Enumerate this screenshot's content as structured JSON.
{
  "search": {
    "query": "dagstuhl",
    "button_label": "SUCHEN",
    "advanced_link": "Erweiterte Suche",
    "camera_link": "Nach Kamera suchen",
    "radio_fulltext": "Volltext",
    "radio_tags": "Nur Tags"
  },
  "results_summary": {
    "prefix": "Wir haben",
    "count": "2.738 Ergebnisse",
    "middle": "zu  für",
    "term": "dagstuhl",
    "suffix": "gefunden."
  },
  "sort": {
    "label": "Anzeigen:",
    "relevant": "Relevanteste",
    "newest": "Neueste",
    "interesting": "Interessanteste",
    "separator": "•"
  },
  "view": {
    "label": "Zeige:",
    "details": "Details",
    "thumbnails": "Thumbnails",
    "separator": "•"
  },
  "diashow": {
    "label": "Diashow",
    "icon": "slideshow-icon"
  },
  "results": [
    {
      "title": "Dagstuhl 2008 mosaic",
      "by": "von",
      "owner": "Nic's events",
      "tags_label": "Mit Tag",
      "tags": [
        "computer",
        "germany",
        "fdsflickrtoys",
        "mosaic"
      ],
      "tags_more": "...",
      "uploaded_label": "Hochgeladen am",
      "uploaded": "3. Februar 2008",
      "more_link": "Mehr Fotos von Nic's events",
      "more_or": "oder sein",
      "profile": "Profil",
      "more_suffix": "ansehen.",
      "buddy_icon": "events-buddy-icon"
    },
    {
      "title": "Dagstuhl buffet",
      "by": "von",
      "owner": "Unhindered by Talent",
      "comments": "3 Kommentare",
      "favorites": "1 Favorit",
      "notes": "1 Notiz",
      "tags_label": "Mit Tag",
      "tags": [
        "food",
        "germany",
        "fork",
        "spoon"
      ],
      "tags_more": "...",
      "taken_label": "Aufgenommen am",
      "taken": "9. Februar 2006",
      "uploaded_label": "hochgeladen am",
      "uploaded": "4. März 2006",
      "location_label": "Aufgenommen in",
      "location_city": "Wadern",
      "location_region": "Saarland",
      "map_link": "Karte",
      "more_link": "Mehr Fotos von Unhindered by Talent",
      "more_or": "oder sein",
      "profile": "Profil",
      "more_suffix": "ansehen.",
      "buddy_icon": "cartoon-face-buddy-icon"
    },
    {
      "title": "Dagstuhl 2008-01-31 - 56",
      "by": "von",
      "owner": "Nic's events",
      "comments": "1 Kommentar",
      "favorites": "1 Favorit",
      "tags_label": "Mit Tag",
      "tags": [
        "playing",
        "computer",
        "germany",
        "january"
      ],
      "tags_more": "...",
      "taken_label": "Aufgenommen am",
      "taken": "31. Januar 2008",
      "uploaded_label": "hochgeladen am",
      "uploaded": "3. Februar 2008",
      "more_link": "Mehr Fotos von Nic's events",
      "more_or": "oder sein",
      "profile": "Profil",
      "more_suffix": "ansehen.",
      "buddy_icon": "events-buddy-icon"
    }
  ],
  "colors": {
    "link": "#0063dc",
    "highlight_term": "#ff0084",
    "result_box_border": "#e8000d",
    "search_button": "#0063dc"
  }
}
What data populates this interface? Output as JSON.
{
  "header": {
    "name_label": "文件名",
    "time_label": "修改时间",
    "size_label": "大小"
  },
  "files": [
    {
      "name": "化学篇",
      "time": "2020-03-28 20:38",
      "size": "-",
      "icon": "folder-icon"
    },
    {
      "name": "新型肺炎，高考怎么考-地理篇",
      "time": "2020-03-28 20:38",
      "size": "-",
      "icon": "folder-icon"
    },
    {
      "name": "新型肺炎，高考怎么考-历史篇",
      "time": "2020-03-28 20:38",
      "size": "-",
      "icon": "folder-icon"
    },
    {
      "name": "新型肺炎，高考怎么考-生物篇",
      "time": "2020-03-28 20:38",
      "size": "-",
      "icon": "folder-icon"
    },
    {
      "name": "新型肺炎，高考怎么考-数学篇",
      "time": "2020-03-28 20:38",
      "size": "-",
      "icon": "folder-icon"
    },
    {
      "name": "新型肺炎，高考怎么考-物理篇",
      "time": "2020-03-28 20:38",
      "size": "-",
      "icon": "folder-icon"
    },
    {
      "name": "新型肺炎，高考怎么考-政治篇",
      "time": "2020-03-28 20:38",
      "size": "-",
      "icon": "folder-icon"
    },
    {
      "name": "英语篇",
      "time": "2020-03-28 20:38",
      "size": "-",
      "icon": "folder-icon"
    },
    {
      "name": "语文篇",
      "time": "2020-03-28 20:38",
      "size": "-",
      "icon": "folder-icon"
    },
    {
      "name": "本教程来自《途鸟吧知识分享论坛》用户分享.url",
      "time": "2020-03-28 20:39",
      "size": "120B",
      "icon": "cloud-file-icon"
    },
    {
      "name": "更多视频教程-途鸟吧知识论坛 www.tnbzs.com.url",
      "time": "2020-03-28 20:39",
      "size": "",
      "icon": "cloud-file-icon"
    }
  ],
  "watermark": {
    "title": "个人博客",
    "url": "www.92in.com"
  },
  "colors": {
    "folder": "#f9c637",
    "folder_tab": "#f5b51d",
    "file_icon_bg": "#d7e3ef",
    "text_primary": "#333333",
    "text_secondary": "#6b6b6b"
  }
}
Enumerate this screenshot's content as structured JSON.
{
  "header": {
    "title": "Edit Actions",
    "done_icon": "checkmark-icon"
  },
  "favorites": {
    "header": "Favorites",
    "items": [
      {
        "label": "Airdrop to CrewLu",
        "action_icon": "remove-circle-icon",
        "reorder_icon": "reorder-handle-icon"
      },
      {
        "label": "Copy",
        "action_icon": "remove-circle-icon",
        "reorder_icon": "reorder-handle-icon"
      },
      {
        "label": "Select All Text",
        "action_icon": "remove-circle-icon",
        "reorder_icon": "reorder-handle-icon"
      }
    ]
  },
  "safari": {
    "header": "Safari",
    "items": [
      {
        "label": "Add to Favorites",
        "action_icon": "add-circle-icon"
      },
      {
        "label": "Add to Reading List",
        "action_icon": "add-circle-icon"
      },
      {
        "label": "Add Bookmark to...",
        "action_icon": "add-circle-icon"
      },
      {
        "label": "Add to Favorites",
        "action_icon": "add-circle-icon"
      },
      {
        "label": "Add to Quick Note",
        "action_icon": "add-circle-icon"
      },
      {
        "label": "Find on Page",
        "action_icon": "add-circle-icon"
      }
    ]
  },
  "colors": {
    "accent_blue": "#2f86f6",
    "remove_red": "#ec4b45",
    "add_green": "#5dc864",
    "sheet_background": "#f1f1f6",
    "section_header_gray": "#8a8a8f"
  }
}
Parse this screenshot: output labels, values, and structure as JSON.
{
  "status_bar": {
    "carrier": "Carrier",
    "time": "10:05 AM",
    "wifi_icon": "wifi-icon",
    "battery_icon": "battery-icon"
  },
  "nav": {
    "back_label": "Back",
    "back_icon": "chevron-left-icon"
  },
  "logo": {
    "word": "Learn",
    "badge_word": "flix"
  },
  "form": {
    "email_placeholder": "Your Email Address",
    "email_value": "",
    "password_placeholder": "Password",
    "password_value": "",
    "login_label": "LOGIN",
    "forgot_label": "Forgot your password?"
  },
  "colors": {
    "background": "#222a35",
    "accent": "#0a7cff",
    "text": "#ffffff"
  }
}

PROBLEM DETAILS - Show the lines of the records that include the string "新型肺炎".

OUTPUT -
      "name": "新型肺炎，高考怎么考-地理篇",
      "name": "新型肺炎，高考怎么考-历史篇",
      "name": "新型肺炎，高考怎么考-生物篇",
      "name": "新型肺炎，高考怎么考-数学篇",
      "name": "新型肺炎，高考怎么考-物理篇",
      "name": "新型肺炎，高考怎么考-政治篇",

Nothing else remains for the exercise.